Segment Open

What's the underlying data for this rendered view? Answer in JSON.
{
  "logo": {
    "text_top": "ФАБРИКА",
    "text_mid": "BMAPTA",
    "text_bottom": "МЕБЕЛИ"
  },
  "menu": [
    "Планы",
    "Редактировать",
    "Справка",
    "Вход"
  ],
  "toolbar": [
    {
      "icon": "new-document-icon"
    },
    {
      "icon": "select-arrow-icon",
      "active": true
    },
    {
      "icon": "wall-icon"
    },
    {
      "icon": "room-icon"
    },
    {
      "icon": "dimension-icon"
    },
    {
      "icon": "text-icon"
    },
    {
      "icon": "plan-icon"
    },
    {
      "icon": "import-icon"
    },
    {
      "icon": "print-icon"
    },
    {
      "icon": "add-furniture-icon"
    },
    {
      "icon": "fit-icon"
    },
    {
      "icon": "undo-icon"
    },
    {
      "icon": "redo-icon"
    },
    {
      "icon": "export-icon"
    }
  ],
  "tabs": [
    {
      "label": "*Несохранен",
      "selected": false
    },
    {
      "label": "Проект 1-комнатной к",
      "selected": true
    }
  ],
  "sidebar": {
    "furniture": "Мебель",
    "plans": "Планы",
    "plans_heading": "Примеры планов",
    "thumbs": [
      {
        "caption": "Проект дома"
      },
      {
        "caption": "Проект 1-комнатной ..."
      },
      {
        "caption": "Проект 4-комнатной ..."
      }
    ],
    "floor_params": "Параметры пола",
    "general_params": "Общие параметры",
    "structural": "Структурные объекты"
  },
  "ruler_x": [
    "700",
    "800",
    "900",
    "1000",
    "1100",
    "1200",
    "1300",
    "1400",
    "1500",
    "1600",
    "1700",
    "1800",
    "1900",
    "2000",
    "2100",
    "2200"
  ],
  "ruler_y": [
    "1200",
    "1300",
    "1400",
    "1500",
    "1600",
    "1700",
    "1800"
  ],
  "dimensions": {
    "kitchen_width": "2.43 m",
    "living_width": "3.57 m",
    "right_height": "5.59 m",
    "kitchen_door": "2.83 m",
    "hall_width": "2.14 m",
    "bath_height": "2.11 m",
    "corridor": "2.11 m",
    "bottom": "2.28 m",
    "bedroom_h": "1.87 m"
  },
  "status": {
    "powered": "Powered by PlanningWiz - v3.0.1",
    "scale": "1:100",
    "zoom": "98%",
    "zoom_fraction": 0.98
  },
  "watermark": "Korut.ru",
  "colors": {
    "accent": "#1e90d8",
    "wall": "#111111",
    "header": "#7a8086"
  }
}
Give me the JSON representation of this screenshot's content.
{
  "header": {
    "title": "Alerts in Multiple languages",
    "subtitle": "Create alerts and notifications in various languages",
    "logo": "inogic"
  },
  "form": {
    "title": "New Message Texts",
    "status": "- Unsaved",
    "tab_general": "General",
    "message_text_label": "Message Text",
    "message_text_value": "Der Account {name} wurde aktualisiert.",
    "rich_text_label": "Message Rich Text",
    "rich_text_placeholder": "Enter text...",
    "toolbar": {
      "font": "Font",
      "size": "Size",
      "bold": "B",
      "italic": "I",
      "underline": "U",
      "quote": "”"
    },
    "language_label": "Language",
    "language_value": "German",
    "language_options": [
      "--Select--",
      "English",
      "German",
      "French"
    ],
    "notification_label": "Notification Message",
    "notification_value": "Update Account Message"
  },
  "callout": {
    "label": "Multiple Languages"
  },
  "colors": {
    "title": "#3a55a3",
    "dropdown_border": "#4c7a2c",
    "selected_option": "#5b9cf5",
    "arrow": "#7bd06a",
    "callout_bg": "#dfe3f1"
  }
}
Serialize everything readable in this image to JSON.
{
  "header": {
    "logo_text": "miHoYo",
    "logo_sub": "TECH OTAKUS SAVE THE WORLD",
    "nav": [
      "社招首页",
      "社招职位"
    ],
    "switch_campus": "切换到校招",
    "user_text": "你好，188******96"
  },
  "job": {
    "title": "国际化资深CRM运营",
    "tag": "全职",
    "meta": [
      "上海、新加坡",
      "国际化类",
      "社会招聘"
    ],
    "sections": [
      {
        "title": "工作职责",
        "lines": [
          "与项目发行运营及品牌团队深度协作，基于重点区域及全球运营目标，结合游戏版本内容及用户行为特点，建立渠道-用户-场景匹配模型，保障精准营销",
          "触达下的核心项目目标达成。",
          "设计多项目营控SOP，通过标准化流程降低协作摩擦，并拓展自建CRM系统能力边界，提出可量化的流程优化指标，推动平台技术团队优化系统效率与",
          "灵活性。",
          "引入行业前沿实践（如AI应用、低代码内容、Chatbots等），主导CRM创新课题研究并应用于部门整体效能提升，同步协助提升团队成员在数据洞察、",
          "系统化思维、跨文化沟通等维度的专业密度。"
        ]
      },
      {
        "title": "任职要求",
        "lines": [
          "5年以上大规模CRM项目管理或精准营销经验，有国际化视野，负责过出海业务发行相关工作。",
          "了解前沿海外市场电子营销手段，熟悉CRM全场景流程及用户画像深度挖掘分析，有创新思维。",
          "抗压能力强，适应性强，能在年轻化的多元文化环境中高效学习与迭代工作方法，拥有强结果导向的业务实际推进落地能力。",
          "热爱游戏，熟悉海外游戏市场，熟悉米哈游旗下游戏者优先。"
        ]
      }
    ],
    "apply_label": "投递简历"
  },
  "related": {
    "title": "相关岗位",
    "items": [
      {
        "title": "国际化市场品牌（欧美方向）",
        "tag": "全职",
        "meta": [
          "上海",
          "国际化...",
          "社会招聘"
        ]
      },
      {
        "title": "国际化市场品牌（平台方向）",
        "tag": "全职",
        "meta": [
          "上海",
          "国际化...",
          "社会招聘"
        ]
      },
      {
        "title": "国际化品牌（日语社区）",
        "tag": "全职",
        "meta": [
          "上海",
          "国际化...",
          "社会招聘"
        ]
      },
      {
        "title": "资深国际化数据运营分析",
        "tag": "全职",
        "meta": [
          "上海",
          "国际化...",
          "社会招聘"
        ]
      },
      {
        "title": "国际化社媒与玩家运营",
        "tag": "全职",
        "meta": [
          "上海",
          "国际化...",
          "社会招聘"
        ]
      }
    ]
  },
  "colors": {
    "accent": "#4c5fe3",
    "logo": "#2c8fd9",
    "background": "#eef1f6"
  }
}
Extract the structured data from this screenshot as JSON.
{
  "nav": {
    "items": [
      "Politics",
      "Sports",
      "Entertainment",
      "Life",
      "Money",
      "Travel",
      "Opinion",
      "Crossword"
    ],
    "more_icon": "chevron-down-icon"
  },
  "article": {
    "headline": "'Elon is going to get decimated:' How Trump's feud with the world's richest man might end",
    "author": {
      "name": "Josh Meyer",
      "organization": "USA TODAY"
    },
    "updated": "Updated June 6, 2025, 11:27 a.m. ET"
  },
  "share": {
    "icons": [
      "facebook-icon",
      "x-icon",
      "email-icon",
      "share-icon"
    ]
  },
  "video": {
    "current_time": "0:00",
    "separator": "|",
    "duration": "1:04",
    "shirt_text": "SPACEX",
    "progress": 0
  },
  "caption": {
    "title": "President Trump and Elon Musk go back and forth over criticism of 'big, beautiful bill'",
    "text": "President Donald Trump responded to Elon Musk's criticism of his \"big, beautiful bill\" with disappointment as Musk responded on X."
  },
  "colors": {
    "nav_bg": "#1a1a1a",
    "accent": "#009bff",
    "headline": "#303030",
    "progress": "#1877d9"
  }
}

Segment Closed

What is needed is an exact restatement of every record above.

[Your solution]
What's the underlying data for this rendered view? Answer in JSON.
{
  "logo": {
    "text_top": "ФАБРИКА",
    "text_mid": "BMAPTA",
    "text_bottom": "МЕБЕЛИ"
  },
  "menu": [
    "Планы",
    "Редактировать",
    "Справка",
    "Вход"
  ],
  "toolbar": [
    {
      "icon": "new-document-icon"
    },
    {
      "icon": "select-arrow-icon",
      "active": true
    },
    {
      "icon": "wall-icon"
    },
    {
      "icon": "room-icon"
    },
    {
      "icon": "dimension-icon"
    },
    {
      "icon": "text-icon"
    },
    {
      "icon": "plan-icon"
    },
    {
      "icon": "import-icon"
    },
    {
      "icon": "print-icon"
    },
    {
      "icon": "add-furniture-icon"
    },
    {
      "icon": "fit-icon"
    },
    {
      "icon": "undo-icon"
    },
    {
      "icon": "redo-icon"
    },
    {
      "icon": "export-icon"
    }
  ],
  "tabs": [
    {
      "label": "*Несохранен",
      "selected": false
    },
    {
      "label": "Проект 1-комнатной к",
      "selected": true
    }
  ],
  "sidebar": {
    "furniture": "Мебель",
    "plans": "Планы",
    "plans_heading": "Примеры планов",
    "thumbs": [
      {
        "caption": "Проект дома"
      },
      {
        "caption": "Проект 1-комнатной ..."
      },
      {
        "caption": "Проект 4-комнатной ..."
      }
    ],
    "floor_params": "Параметры пола",
    "general_params": "Общие параметры",
    "structural": "Структурные объекты"
  },
  "ruler_x": [
    "700",
    "800",
    "900",
    "1000",
    "1100",
    "1200",
    "1300",
    "1400",
    "1500",
    "1600",
    "1700",
    "1800",
    "1900",
    "2000",
    "2100",
    "2200"
  ],
  "ruler_y": [
    "1200",
    "1300",
    "1400",
    "1500",
    "1600",
    "1700",
    "1800"
  ],
  "dimensions": {
    "kitchen_width": "2.43 m",
    "living_width": "3.57 m",
    "right_height": "5.59 m",
    "kitchen_door": "2.83 m",
    "hall_width": "2.14 m",
    "bath_height": "2.11 m",
    "corridor": "2.11 m",
    "bottom": "2.28 m",
    "bedroom_h": "1.87 m"
  },
  "status": {
    "powered": "Powered by PlanningWiz - v3.0.1",
    "scale": "1:100",
    "zoom": "98%",
    "zoom_fraction": 0.98
  },
  "watermark": "Korut.ru",
  "colors": {
    "accent": "#1e90d8",
    "wall": "#111111",
    "header": "#7a8086"
  }
}
Give me the JSON representation of this screenshot's content.
{
  "header": {
    "title": "Alerts in Multiple languages",
    "subtitle": "Create alerts and notifications in various languages",
    "logo": "inogic"
  },
  "form": {
    "title": "New Message Texts",
    "status": "- Unsaved",
    "tab_general": "General",
    "message_text_label": "Message Text",
    "message_text_value": "Der Account {name} wurde aktualisiert.",
    "rich_text_label": "Message Rich Text",
    "rich_text_placeholder": "Enter text...",
    "toolbar": {
      "font": "Font",
      "size": "Size",
      "bold": "B",
      "italic": "I",
      "underline": "U",
      "quote": "”"
    },
    "language_label": "Language",
    "language_value": "German",
    "language_options": [
      "--Select--",
      "English",
      "German",
      "French"
    ],
    "notification_label": "Notification Message",
    "notification_value": "Update Account Message"
  },
  "callout": {
    "label": "Multiple Languages"
  },
  "colors": {
    "title": "#3a55a3",
    "dropdown_border": "#4c7a2c",
    "selected_option": "#5b9cf5",
    "arrow": "#7bd06a",
    "callout_bg": "#dfe3f1"
  }
}
Serialize everything readable in this image to JSON.
{
  "header": {
    "logo_text": "miHoYo",
    "logo_sub": "TECH OTAKUS SAVE THE WORLD",
    "nav": [
      "社招首页",
      "社招职位"
    ],
    "switch_campus": "切换到校招",
    "user_text": "你好，188******96"
  },
  "job": {
    "title": "国际化资深CRM运营",
    "tag": "全职",
    "meta": [
      "上海、新加坡",
      "国际化类",
      "社会招聘"
    ],
    "sections": [
      {
        "title": "工作职责",
        "lines": [
          "与项目发行运营及品牌团队深度协作，基于重点区域及全球运营目标，结合游戏版本内容及用户行为特点，建立渠道-用户-场景匹配模型，保障精准营销",
          "触达下的核心项目目标达成。",
          "设计多项目营控SOP，通过标准化流程降低协作摩擦，并拓展自建CRM系统能力边界，提出可量化的流程优化指标，推动平台技术团队优化系统效率与",
          "灵活性。",
          "引入行业前沿实践（如AI应用、低代码内容、Chatbots等），主导CRM创新课题研究并应用于部门整体效能提升，同步协助提升团队成员在数据洞察、",
          "系统化思维、跨文化沟通等维度的专业密度。"
        ]
      },
      {
        "title": "任职要求",
        "lines": [
          "5年以上大规模CRM项目管理或精准营销经验，有国际化视野，负责过出海业务发行相关工作。",
          "了解前沿海外市场电子营销手段，熟悉CRM全场景流程及用户画像深度挖掘分析，有创新思维。",
          "抗压能力强，适应性强，能在年轻化的多元文化环境中高效学习与迭代工作方法，拥有强结果导向的业务实际推进落地能力。",
          "热爱游戏，熟悉海外游戏市场，熟悉米哈游旗下游戏者优先。"
        ]
      }
    ],
    "apply_label": "投递简历"
  },
  "related": {
    "title": "相关岗位",
    "items": [
      {
        "title": "国际化市场品牌（欧美方向）",
        "tag": "全职",
        "meta": [
          "上海",
          "国际化...",
          "社会招聘"
        ]
      },
      {
        "title": "国际化市场品牌（平台方向）",
        "tag": "全职",
        "meta": [
          "上海",
          "国际化...",
          "社会招聘"
        ]
      },
      {
        "title": "国际化品牌（日语社区）",
        "tag": "全职",
        "meta": [
          "上海",
          "国际化...",
          "社会招聘"
        ]
      },
      {
        "title": "资深国际化数据运营分析",
        "tag": "全职",
        "meta": [
          "上海",
          "国际化...",
          "社会招聘"
        ]
      },
      {
        "title": "国际化社媒与玩家运营",
        "tag": "全职",
        "meta": [
          "上海",
          "国际化...",
          "社会招聘"
        ]
      }
    ]
  },
  "colors": {
    "accent": "#4c5fe3",
    "logo": "#2c8fd9",
    "background": "#eef1f6"
  }
}
Extract the structured data from this screenshot as JSON.
{
  "nav": {
    "items": [
      "Politics",
      "Sports",
      "Entertainment",
      "Life",
      "Money",
      "Travel",
      "Opinion",
      "Crossword"
    ],
    "more_icon": "chevron-down-icon"
  },
  "article": {
    "headline": "'Elon is going to get decimated:' How Trump's feud with the world's richest man might end",
    "author": {
      "name": "Josh Meyer",
      "organization": "USA TODAY"
    },
    "updated": "Updated June 6, 2025, 11:27 a.m. ET"
  },
  "share": {
    "icons": [
      "facebook-icon",
      "x-icon",
      "email-icon",
      "share-icon"
    ]
  },
  "video": {
    "current_time": "0:00",
    "separator": "|",
    "duration": "1:04",
    "shirt_text": "SPACEX",
    "progress": 0
  },
  "caption": {
    "title": "President Trump and Elon Musk go back and forth over criticism of 'big, beautiful bill'",
    "text": "President Donald Trump responded to Elon Musk's criticism of his \"big, beautiful bill\" with disappointment as Musk responded on X."
  },
  "colors": {
    "nav_bg": "#1a1a1a",
    "accent": "#009bff",
    "headline": "#303030",
    "progress": "#1877d9"
  }
}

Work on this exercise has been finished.